**WHAT IS NEEDED**
Repeat, exactly and completely, the entries shown underneath.

Data about app and page elements

%%

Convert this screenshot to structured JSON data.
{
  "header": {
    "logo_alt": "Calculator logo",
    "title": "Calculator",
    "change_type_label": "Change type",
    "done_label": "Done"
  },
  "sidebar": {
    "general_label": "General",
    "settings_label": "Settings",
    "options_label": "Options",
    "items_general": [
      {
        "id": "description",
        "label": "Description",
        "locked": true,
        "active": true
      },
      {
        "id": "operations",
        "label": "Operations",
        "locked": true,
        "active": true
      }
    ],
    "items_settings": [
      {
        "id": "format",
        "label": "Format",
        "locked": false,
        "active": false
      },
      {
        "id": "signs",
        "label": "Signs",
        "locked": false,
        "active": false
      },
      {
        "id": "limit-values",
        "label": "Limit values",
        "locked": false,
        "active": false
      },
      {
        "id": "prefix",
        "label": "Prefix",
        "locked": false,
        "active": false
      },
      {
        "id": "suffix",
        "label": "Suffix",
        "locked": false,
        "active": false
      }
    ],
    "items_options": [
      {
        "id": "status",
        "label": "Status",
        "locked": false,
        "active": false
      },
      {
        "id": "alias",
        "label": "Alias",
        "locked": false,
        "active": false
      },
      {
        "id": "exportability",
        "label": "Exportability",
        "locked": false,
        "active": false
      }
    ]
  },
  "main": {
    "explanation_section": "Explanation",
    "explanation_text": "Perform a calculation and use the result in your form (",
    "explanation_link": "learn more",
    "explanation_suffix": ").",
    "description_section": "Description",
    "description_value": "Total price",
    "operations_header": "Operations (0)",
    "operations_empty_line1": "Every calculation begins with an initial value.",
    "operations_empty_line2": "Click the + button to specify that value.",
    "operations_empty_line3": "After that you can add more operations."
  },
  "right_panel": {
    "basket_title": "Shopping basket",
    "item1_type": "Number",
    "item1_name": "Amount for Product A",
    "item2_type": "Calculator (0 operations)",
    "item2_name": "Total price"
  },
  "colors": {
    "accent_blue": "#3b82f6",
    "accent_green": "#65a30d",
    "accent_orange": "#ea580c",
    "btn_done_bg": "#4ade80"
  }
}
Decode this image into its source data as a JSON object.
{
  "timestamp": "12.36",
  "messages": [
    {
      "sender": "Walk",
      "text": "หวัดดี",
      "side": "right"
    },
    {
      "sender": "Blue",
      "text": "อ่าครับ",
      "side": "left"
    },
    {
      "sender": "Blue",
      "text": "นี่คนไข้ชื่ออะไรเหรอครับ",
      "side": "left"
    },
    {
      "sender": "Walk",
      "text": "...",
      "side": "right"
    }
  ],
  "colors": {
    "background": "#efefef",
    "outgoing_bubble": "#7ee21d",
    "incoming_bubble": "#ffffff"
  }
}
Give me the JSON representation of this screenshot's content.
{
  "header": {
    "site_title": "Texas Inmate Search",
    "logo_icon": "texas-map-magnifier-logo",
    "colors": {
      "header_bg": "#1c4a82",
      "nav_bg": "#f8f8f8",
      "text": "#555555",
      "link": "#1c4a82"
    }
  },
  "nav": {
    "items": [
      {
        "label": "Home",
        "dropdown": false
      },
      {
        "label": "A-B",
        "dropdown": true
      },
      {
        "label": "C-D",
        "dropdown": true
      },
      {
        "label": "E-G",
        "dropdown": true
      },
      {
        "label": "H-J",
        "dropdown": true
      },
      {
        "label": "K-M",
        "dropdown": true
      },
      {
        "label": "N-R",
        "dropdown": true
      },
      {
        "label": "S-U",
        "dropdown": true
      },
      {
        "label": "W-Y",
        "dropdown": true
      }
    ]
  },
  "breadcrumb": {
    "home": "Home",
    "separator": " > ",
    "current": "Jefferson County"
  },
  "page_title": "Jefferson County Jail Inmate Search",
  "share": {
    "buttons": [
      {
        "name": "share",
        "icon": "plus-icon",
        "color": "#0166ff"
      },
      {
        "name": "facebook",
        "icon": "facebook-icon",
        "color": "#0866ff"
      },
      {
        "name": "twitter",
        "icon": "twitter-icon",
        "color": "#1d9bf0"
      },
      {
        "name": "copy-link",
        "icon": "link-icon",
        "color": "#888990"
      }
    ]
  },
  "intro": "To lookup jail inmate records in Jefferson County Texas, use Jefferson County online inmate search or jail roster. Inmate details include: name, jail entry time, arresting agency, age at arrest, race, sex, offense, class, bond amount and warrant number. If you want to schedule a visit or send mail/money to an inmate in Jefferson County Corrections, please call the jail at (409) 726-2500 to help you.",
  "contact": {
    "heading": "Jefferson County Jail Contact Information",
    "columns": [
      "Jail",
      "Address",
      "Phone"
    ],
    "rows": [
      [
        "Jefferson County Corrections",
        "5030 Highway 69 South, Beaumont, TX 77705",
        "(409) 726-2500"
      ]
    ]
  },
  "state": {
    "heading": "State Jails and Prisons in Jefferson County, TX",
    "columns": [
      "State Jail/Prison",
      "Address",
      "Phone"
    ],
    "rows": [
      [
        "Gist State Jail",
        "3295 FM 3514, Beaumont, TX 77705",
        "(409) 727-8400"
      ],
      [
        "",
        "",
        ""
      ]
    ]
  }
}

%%

**EXERCISE ANSWER**
Convert this screenshot to structured JSON data.
{
  "header": {
    "logo_alt": "Calculator logo",
    "title": "Calculator",
    "change_type_label": "Change type",
    "done_label": "Done"
  },
  "sidebar": {
    "general_label": "General",
    "settings_label": "Settings",
    "options_label": "Options",
    "items_general": [
      {
        "id": "description",
        "label": "Description",
        "locked": true,
        "active": true
      },
      {
        "id": "operations",
        "label": "Operations",
        "locked": true,
        "active": true
      }
    ],
    "items_settings": [
      {
        "id": "format",
        "label": "Format",
        "locked": false,
        "active": false
      },
      {
        "id": "signs",
        "label": "Signs",
        "locked": false,
        "active": false
      },
      {
        "id": "limit-values",
        "label": "Limit values",
        "locked": false,
        "active": false
      },
      {
        "id": "prefix",
        "label": "Prefix",
        "locked": false,
        "active": false
      },
      {
        "id": "suffix",
        "label": "Suffix",
        "locked": false,
        "active": false
      }
    ],
    "items_options": [
      {
        "id": "status",
        "label": "Status",
        "locked": false,
        "active": false
      },
      {
        "id": "alias",
        "label": "Alias",
        "locked": false,
        "active": false
      },
      {
        "id": "exportability",
        "label": "Exportability",
        "locked": false,
        "active": false
      }
    ]
  },
  "main": {
    "explanation_section": "Explanation",
    "explanation_text": "Perform a calculation and use the result in your form (",
    "explanation_link": "learn more",
    "explanation_suffix": ").",
    "description_section": "Description",
    "description_value": "Total price",
    "operations_header": "Operations (0)",
    "operations_empty_line1": "Every calculation begins with an initial value.",
    "operations_empty_line2": "Click the + button to specify that value.",
    "operations_empty_line3": "After that you can add more operations."
  },
  "right_panel": {
    "basket_title": "Shopping basket",
    "item1_type": "Number",
    "item1_name": "Amount for Product A",
    "item2_type": "Calculator (0 operations)",
    "item2_name": "Total price"
  },
  "colors": {
    "accent_blue": "#3b82f6",
    "accent_green": "#65a30d",
    "accent_orange": "#ea580c",
    "btn_done_bg": "#4ade80"
  }
}
Decode this image into its source data as a JSON object.
{
  "timestamp": "12.36",
  "messages": [
    {
      "sender": "Walk",
      "text": "หวัดดี",
      "side": "right"
    },
    {
      "sender": "Blue",
      "text": "อ่าครับ",
      "side": "left"
    },
    {
      "sender": "Blue",
      "text": "นี่คนไข้ชื่ออะไรเหรอครับ",
      "side": "left"
    },
    {
      "sender": "Walk",
      "text": "...",
      "side": "right"
    }
  ],
  "colors": {
    "background": "#efefef",
    "outgoing_bubble": "#7ee21d",
    "incoming_bubble": "#ffffff"
  }
}
Give me the JSON representation of this screenshot's content.
{
  "header": {
    "site_title": "Texas Inmate Search",
    "logo_icon": "texas-map-magnifier-logo",
    "colors": {
      "header_bg": "#1c4a82",
      "nav_bg": "#f8f8f8",
      "text": "#555555",
      "link": "#1c4a82"
    }
  },
  "nav": {
    "items": [
      {
        "label": "Home",
        "dropdown": false
      },
      {
        "label": "A-B",
        "dropdown": true
      },
      {
        "label": "C-D",
        "dropdown": true
      },
      {
        "label": "E-G",
        "dropdown": true
      },
      {
        "label": "H-J",
        "dropdown": true
      },
      {
        "label": "K-M",
        "dropdown": true
      },
      {
        "label": "N-R",
        "dropdown": true
      },
      {
        "label": "S-U",
        "dropdown": true
      },
      {
        "label": "W-Y",
        "dropdown": true
      }
    ]
  },
  "breadcrumb": {
    "home": "Home",
    "separator": " > ",
    "current": "Jefferson County"
  },
  "page_title": "Jefferson County Jail Inmate Search",
  "share": {
    "buttons": [
      {
        "name": "share",
        "icon": "plus-icon",
        "color": "#0166ff"
      },
      {
        "name": "facebook",
        "icon": "facebook-icon",
        "color": "#0866ff"
      },
      {
        "name": "twitter",
        "icon": "twitter-icon",
        "color": "#1d9bf0"
      },
      {
        "name": "copy-link",
        "icon": "link-icon",
        "color": "#888990"
      }
    ]
  },
  "intro": "To lookup jail inmate records in Jefferson County Texas, use Jefferson County online inmate search or jail roster. Inmate details include: name, jail entry time, arresting agency, age at arrest, race, sex, offense, class, bond amount and warrant number. If you want to schedule a visit or send mail/money to an inmate in Jefferson County Corrections, please call the jail at (409) 726-2500 to help you.",
  "contact": {
    "heading": "Jefferson County Jail Contact Information",
    "columns": [
      "Jail",
      "Address",
      "Phone"
    ],
    "rows": [
      [
        "Jefferson County Corrections",
        "5030 Highway 69 South, Beaumont, TX 77705",
        "(409) 726-2500"
      ]
    ]
  },
  "state": {
    "heading": "State Jails and Prisons in Jefferson County, TX",
    "columns": [
      "State Jail/Prison",
      "Address",
      "Phone"
    ],
    "rows": [
      [
        "Gist State Jail",
        "3295 FM 3514, Beaumont, TX 77705",
        "(409) 727-8400"
      ],
      [
        "",
        "",
        ""
      ]
    ]
  }
}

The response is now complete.